§ DATA FOR THE TASK
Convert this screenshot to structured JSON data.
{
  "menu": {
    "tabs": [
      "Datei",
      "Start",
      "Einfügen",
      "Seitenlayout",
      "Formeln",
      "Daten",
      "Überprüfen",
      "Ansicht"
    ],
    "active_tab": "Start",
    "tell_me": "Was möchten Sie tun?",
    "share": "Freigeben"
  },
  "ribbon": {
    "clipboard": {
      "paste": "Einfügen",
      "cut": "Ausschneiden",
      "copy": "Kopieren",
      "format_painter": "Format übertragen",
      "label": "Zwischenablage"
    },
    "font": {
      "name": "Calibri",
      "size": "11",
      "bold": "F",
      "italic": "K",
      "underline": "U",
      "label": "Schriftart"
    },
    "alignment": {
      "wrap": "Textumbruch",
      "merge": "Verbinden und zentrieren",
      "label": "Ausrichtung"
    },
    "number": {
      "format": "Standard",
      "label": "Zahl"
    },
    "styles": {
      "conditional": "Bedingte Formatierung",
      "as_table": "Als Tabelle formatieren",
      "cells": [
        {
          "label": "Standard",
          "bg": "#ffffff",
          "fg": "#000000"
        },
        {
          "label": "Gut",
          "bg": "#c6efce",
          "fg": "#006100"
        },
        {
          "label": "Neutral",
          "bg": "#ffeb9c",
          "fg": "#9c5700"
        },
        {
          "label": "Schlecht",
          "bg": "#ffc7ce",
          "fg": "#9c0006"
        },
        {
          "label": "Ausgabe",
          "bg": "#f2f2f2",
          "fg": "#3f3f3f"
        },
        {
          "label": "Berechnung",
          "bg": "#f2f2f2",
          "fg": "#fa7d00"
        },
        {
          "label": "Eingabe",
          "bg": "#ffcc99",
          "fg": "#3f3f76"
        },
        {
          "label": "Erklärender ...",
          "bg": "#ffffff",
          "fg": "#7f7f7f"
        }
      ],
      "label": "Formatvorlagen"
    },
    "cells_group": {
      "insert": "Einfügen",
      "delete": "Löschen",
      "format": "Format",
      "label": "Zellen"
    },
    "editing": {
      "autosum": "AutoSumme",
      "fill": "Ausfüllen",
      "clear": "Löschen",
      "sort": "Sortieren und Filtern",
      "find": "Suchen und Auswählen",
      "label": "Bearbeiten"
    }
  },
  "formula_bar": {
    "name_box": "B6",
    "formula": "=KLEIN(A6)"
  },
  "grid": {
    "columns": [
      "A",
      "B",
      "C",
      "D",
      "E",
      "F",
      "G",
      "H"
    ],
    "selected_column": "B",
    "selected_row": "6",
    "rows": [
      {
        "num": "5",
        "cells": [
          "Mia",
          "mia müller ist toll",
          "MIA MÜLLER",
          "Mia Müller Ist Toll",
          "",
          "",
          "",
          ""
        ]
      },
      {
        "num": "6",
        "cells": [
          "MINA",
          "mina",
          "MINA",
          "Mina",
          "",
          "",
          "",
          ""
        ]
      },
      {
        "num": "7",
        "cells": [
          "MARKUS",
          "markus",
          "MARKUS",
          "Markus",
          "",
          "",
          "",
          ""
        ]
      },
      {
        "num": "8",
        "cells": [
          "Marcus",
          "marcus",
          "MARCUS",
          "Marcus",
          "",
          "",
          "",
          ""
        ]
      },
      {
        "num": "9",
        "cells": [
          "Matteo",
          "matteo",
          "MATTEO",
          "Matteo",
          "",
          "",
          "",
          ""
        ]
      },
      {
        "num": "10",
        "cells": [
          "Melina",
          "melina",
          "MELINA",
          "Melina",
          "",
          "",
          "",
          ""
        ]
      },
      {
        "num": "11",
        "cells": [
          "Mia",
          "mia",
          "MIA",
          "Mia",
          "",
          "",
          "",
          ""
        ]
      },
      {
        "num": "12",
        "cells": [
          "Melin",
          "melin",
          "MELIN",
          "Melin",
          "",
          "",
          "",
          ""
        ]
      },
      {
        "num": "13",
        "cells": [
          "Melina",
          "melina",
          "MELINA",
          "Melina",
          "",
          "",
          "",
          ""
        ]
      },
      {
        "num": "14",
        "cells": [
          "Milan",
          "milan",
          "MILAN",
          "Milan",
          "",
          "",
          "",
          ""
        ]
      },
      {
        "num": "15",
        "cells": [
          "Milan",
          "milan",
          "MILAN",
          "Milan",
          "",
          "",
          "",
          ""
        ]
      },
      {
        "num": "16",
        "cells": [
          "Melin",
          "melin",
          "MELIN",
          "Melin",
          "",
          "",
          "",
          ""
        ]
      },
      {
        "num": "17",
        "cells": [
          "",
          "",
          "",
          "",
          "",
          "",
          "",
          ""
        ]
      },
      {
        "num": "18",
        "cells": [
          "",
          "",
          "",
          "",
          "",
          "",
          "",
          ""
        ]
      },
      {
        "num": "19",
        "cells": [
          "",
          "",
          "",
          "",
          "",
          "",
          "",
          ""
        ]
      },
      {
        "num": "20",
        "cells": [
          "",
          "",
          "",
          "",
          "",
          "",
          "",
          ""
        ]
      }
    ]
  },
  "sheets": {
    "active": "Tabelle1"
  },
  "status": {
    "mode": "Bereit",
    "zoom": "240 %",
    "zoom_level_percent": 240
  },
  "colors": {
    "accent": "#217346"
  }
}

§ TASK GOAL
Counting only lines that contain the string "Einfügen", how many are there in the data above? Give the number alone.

§ ANSWER SECTION
3